Cannes 2022: Ali Abbasi’s Disturbing Iranian Thriller ‘Holy Spider’
by Alex Billington
May 28, 2022
Religion needs a reckoning. It’s time to question whether it’s really good for humanity or not. Part of this discussion involves looking at the irrefutable truth about how horrible religion can be. Walking in to see Ali Abbasi’s new film Holy Spider at the 2022 Cannes Film Festival, I had no idea what I was about to watch. I’m a big fan of Abbasi’s last Cannes hit, a wacky weird Swedish trolls fantasy romance called Border. But this film is nothing like that one. Holy Spider is a based-on-a-true-story serial killer thriller that has earned comparisons to David Fincher in it’s brutally realistic, unflinching look at murder in modern times. It’s an unsettling film that follows both the murderer and the journalist trying to investigate – and stop him since apparently no one else will – this deranged man. But he’s devout, and his neighbors like him – even these killings won’t change their mind because he’s doing it in honor of God. That should make everyone queasy.

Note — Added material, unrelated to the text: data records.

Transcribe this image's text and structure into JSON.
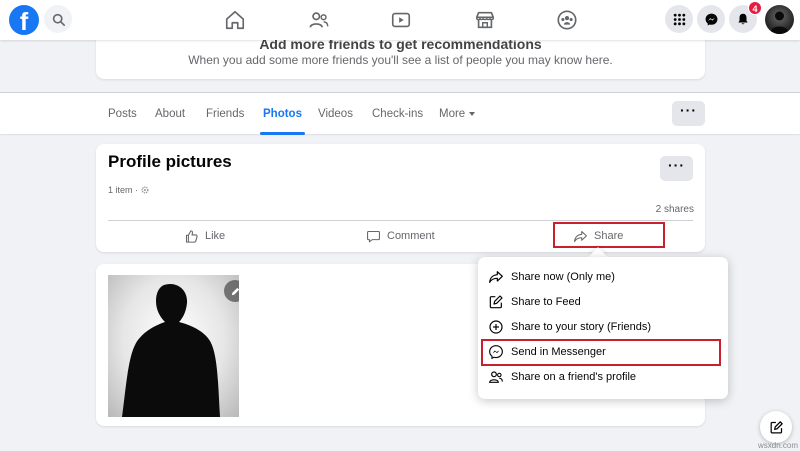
{
  "topbar": {
    "logo_letter": "f",
    "notification_count": "4",
    "nav": [
      "home-icon",
      "friends-icon",
      "watch-icon",
      "marketplace-icon",
      "groups-icon"
    ],
    "right": [
      "menu-grid-icon",
      "messenger-icon",
      "bell-icon"
    ]
  },
  "recommendation": {
    "title": "Add more friends to get recommendations",
    "subtitle": "When you add some more friends you'll see a list of people you may know here."
  },
  "tabs": {
    "items": [
      "Posts",
      "About",
      "Friends",
      "Photos",
      "Videos",
      "Check-ins"
    ],
    "more_label": "More",
    "active": "Photos",
    "more_options_label": "···"
  },
  "album": {
    "title": "Profile pictures",
    "item_count": "1 item ·",
    "shares": "2 shares",
    "options_label": "···",
    "actions": {
      "like": "Like",
      "comment": "Comment",
      "share": "Share"
    }
  },
  "share_menu": {
    "items": [
      {
        "label": "Share now (Only me)",
        "icon": "share-arrow-icon"
      },
      {
        "label": "Share to Feed",
        "icon": "edit-square-icon"
      },
      {
        "label": "Share to your story (Friends)",
        "icon": "plus-circle-icon"
      },
      {
        "label": "Send in Messenger",
        "icon": "messenger-icon"
      },
      {
        "label": "Share on a friend's profile",
        "icon": "people-icon"
      }
    ],
    "highlighted": "Send in Messenger"
  },
  "watermark": "wsxdn.com",
  "colors": {
    "brand": "#1877f2",
    "highlight": "#c8202e",
    "badge": "#e41e3f"
  }
}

At the start of Holy Spider, we’re introduced to a man named Saeed, played by Mehdi Bajestani, who lives and works in the “holy city” of Mashhad in Iran. He’s a vicious and demented killer, and the film puts us right in his mind as we watch him track, abduct, and murder a prostitute working on the streets of Mashhad. The narrative soon introduces us to Rahimi, played by Zar Amir-Ebrahimi, who has arrived from Tehran in order to help investigate these killings for a local newspaper. It turns out that Saeed’s goal is to murder and rid Mashhad of prostitutes, as he considers them dirty and disgraceful, and God would want him to do this. It’s his duty as a faithful believer to do God’s bidding and rid the world of these sex workers. It doesn’t matter your views on sex work, anyone can see this is so wrong and so fucked up. There are moments where it’s clear he’s a classic serial killer, letting his rage out when he murders. Yet he has supporters, and the film is clear in showing that. This is what religion has maintained – primitive morality masquerading as “faith”.

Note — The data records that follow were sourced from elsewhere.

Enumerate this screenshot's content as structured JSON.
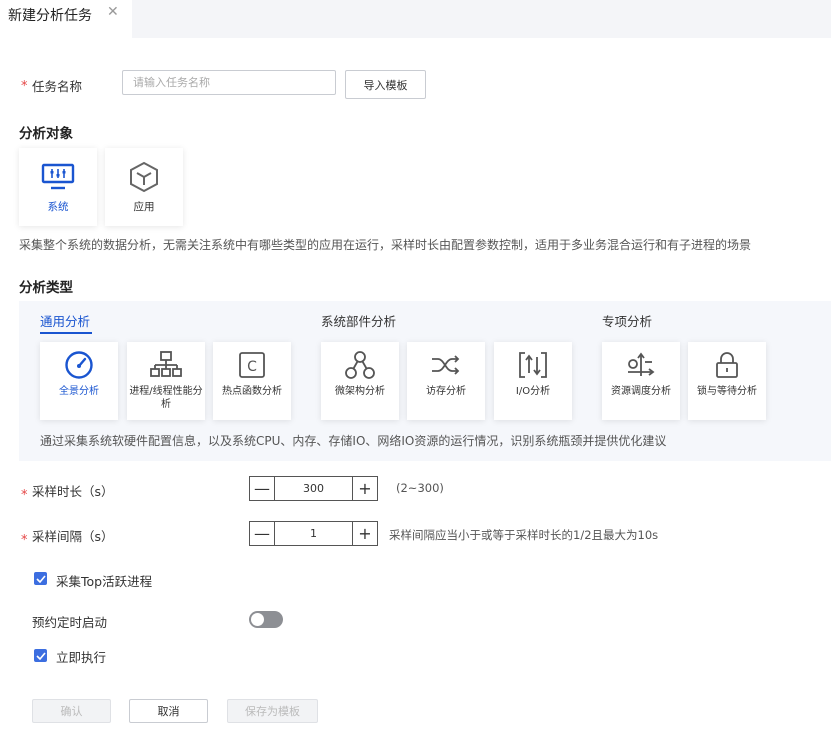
{
  "tab": {
    "title": "新建分析任务",
    "close": "✕"
  },
  "form": {
    "task_name": {
      "required": "*",
      "label": "任务名称",
      "placeholder": "请输入任务名称",
      "value": ""
    },
    "import_template": "导入模板"
  },
  "analysis_object": {
    "title": "分析对象",
    "cards": [
      {
        "label": "系统",
        "icon": "monitor-icon",
        "selected": true
      },
      {
        "label": "应用",
        "icon": "cube-icon",
        "selected": false
      }
    ],
    "description": "采集整个系统的数据分析，无需关注系统中有哪些类型的应用在运行，采样时长由配置参数控制，适用于多业务混合运行和有子进程的场景"
  },
  "analysis_type": {
    "title": "分析类型",
    "groups": [
      {
        "name": "通用分析",
        "active": true
      },
      {
        "name": "系统部件分析",
        "active": false
      },
      {
        "name": "专项分析",
        "active": false
      }
    ],
    "cards": [
      {
        "label": "全景分析",
        "icon": "gauge-icon",
        "selected": true
      },
      {
        "label": "进程/线程性能分析",
        "icon": "hierarchy-icon",
        "selected": false
      },
      {
        "label": "热点函数分析",
        "icon": "c-function-icon",
        "selected": false
      },
      {
        "label": "微架构分析",
        "icon": "nodes-icon",
        "selected": false
      },
      {
        "label": "访存分析",
        "icon": "shuffle-icon",
        "selected": false
      },
      {
        "label": "I/O分析",
        "icon": "io-icon",
        "selected": false
      },
      {
        "label": "资源调度分析",
        "icon": "schedule-icon",
        "selected": false
      },
      {
        "label": "锁与等待分析",
        "icon": "lock-icon",
        "selected": false
      }
    ],
    "description": "通过采集系统软硬件配置信息，以及系统CPU、内存、存储IO、网络IO资源的运行情况，识别系统瓶颈并提供优化建议"
  },
  "sampling_duration": {
    "required": "*",
    "label": "采样时长（s）",
    "minus": "—",
    "plus": "+",
    "value": "300",
    "hint": "(2~300)"
  },
  "sampling_interval": {
    "required": "*",
    "label": "采样间隔（s）",
    "minus": "—",
    "plus": "+",
    "value": "1",
    "hint": "采样间隔应当小于或等于采样时长的1/2且最大为10s"
  },
  "options": {
    "collect_top": {
      "label": "采集Top活跃进程",
      "checked": true
    },
    "scheduled_start": {
      "label": "预约定时启动",
      "on": false
    },
    "run_now": {
      "label": "立即执行",
      "checked": true
    }
  },
  "buttons": {
    "confirm": "确认",
    "cancel": "取消",
    "save_template": "保存为模板"
  },
  "colors": {
    "accent": "#1a55d0",
    "required": "#e54545",
    "checkbox": "#3c6ee0"
  }
}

It’s also clear that Holy Spider is a deeply anti-religious film. It never says this outright, but it never needs to, because it’s obviously portrayed by telling most of the story from the perspective of the killer. It seems Abbasi wants us to understand how this is possible and how this kind of person can exist, can be supported, and never possibly believe that they are doing any wrong. That’s ultimately what Holy Spider seems to be – a film about how religion often is horrible and yet it’s accepted as totally normal, it’s accept as the “holy” and “righteous” way of being. Some of the craziest WTF moments in the film involve showing how Saeed is a “family man” who cares about his kids, and tries to make sure they don’t litter, and all of these simple do-good things. He is a “good guy” in the eyes of his family, even his wife supports him; it doesn’t matter that he is a killer, everything he does is seen as morally good in the eyes of the devout. I would even go so far as to say this isn’t only with Islam, all religions have problems like this that no one wants to really talk about.

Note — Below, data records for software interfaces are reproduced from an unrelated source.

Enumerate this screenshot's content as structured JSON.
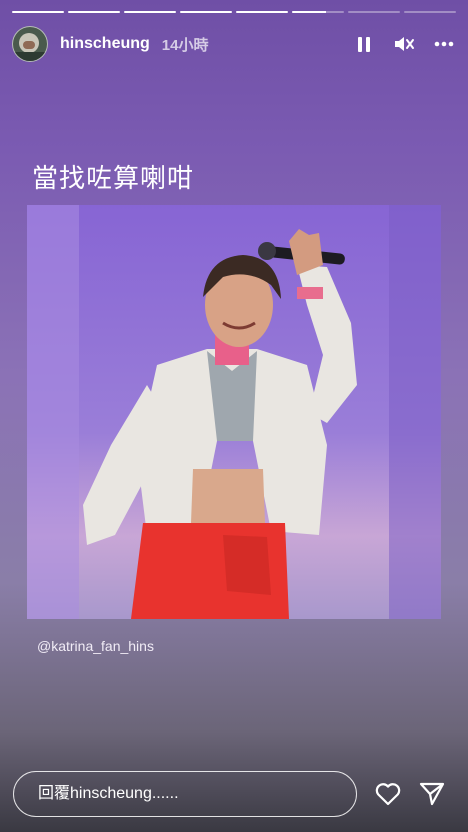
{
  "story": {
    "progress": [
      {
        "fill": 1
      },
      {
        "fill": 1
      },
      {
        "fill": 1
      },
      {
        "fill": 1
      },
      {
        "fill": 1
      },
      {
        "fill": 0.65
      },
      {
        "fill": 0
      },
      {
        "fill": 0
      }
    ]
  },
  "header": {
    "username": "hinscheung",
    "time": "14小時",
    "icons": [
      "pause-icon",
      "mute-icon",
      "more-icon"
    ]
  },
  "caption": "當找咗算喇咁",
  "photo": {
    "mention": "@katrina_fan_hins"
  },
  "footer": {
    "reply_placeholder": "回覆hinscheung......",
    "icons": [
      "heart-icon",
      "send-icon"
    ]
  },
  "colors": {
    "background_top": "#6f4fa6",
    "background_bottom": "#3a3942",
    "shorts_red": "#e8332e",
    "jacket_white": "#e9e6e1"
  }
}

In relation to cinema, one other question that Holy Spider brings up is whether or not shocking audiences by showing murder directly on screen can actually be an impactful method of storytelling. This is different from everything in the horror genre, because this is social realism. And it’s a true story! Which is even more insane! I can say that the film has definitely made people talk about it in Cannes, but can that conversation actually convert regular viewers? Will it change anyone’s minds? It’s extraordinarily unsettling in the way he bluntly shows how religion works to justify murders, that’s what makes it a good film. I just seriously hope it can bring about real change, and wake people up to the bad sides of religion that, yes, are still prevalent in many places around the world. It may be a distinctly Iranian film, exemplifying the growing excellence of Iranian cinema, but it’s also a story that can be reflected universally. Maybe it’s time to question God’s will.